Jack Walsh has called Camp Hill home for two years, but he has a different description for the food served at the facility.

“Bland and overcooked and tasteless,” says the 84-year-old Second World War veteran. “I think if somebody came in and did an audit on the food, they would be able to give some advice to the people here and maybe improve things.”

Walsh voiced his concerns, which caught the attention of NDP Veterans Affairs critic Peter Stoffer who toured the hospital today.

“Anytime the veterans have a serious concern over a specific issue, my job as Opposition critic is to go and investigate what the concerns are,” says Stoffer.

Stoffer says he has been talking to directors, as well as those who prepare and serve the food. He also says staff from Veterans Affairs have already visited Camp Hill.

“So what I’m going to be doing is comparing notes with them and speak to them about what improvements can be made, what should be made, and how we do it,” says Stoffer.

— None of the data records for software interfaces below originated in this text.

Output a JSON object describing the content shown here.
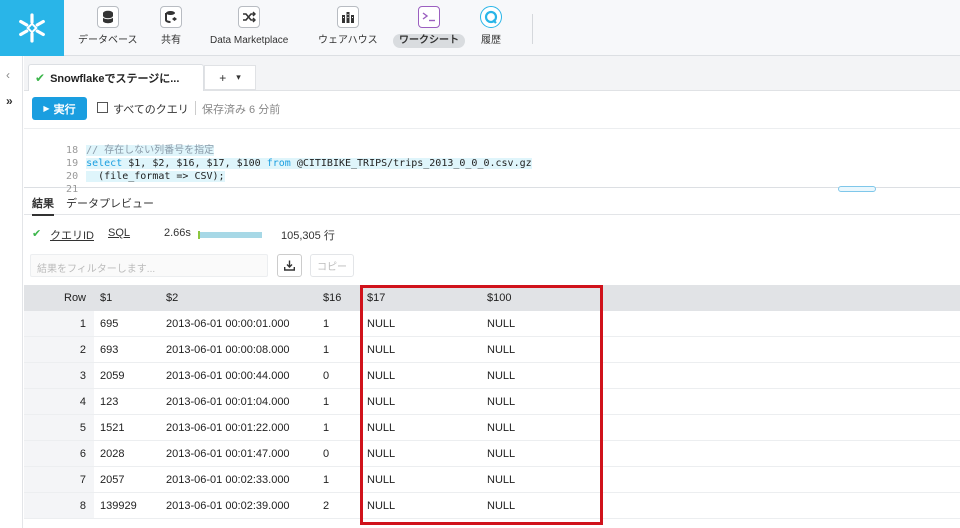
{
  "nav": {
    "items": [
      {
        "label": "データベース",
        "icon": "database-icon"
      },
      {
        "label": "共有",
        "icon": "shared-data-icon"
      },
      {
        "label": "Data Marketplace",
        "icon": "marketplace-icon"
      },
      {
        "label": "ウェアハウス",
        "icon": "warehouse-icon"
      },
      {
        "label": "ワークシート",
        "icon": "worksheet-icon",
        "active": true
      },
      {
        "label": "履歴",
        "icon": "history-icon"
      }
    ]
  },
  "tabs": {
    "worksheet_label": "Snowflakeでステージに...",
    "add": "+",
    "menu": "▾"
  },
  "toolbar": {
    "run_label": "実行",
    "all_queries_label": "すべてのクエリ",
    "saved_text": "保存済み 6 分前"
  },
  "editor": {
    "lines": [
      {
        "num": "18",
        "comment": "// 存在しない列番号を指定",
        "kw1": "",
        "code1": "",
        "kw2": "",
        "code2": ""
      },
      {
        "num": "19",
        "comment": "",
        "kw1": "select",
        "code1": " $1, $2, $16, $17, $100 ",
        "kw2": "from",
        "code2": " @CITIBIKE_TRIPS/trips_2013_0_0_0.csv.gz"
      },
      {
        "num": "20",
        "comment": "",
        "kw1": "",
        "code1": "  (file_format => CSV);",
        "kw2": "",
        "code2": ""
      },
      {
        "num": "21",
        "comment": "",
        "kw1": "",
        "code1": "",
        "kw2": "",
        "code2": ""
      }
    ]
  },
  "results": {
    "tab_results": "結果",
    "tab_preview": "データプレビュー",
    "query_id_label": "クエリID",
    "sql_label": "SQL",
    "duration": "2.66s",
    "row_count": "105,305 行",
    "filter_placeholder": "結果をフィルターします...",
    "copy_label": "コピー"
  },
  "grid": {
    "columns": [
      "Row",
      "$1",
      "$2",
      "$16",
      "$17",
      "$100"
    ],
    "rows": [
      [
        "1",
        "695",
        "2013-06-01 00:00:01.000",
        "1",
        "NULL",
        "NULL"
      ],
      [
        "2",
        "693",
        "2013-06-01 00:00:08.000",
        "1",
        "NULL",
        "NULL"
      ],
      [
        "3",
        "2059",
        "2013-06-01 00:00:44.000",
        "0",
        "NULL",
        "NULL"
      ],
      [
        "4",
        "123",
        "2013-06-01 00:01:04.000",
        "1",
        "NULL",
        "NULL"
      ],
      [
        "5",
        "1521",
        "2013-06-01 00:01:22.000",
        "1",
        "NULL",
        "NULL"
      ],
      [
        "6",
        "2028",
        "2013-06-01 00:01:47.000",
        "0",
        "NULL",
        "NULL"
      ],
      [
        "7",
        "2057",
        "2013-06-01 00:02:33.000",
        "1",
        "NULL",
        "NULL"
      ],
      [
        "8",
        "139929",
        "2013-06-01 00:02:39.000",
        "2",
        "NULL",
        "NULL"
      ]
    ]
  },
  "colors": {
    "brand": "#29b5e8",
    "run_button": "#1a9ee0",
    "highlight_box": "#d0121b"
  }
}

Camp Hill staff say everything is made on site and from scratch. They also say the menu is reviewed regularly and they accept feedback after each meal.

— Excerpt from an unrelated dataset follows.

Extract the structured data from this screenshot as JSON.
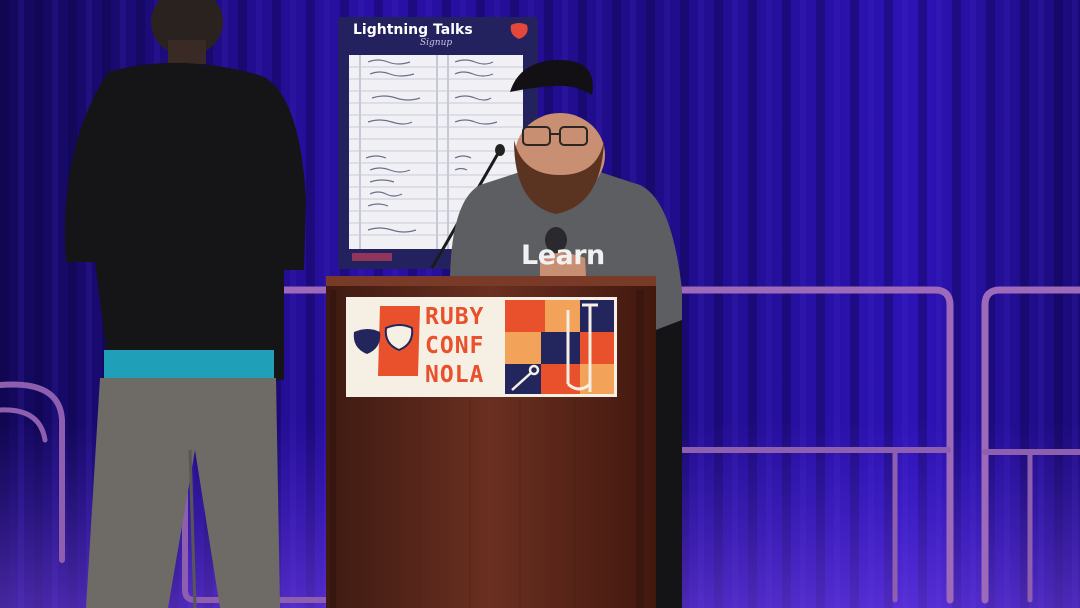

“They discuss the meals, they’ve checked the meals out, see what’s being served and the quality and report back to us all the time,” says food production supervisor Jennifer Higgins.

The 175 veterans are served three hot meals each day and salt and pepper is available on tables to add extra flavour. Staff say they offer two options at each meal, but admit some things are cooked in advance and blast chilled to maintain both food safety and quality.

Other meals are cooked during the heating process, or partially cooked in the kitchen and finished on the veterans’ floor.

Stoffer says he plans to come back to Camp Hill so he can try some of the food that was made today, but will be served later.

“I noticed some soup that was being made today to be served Thursday and I’m going to come back on Thursday and try it out myself,” he says.

Walsh says he is pleased the veterans’ voices are being heard.

“We’re in our last years and we know we’re not going to get out of here unless we die, we’d like to have the last years with better food.”

A dozen new food items are being tested and could soon be added to the menu.

With files from CTV Atlantic's Jacqueline Foster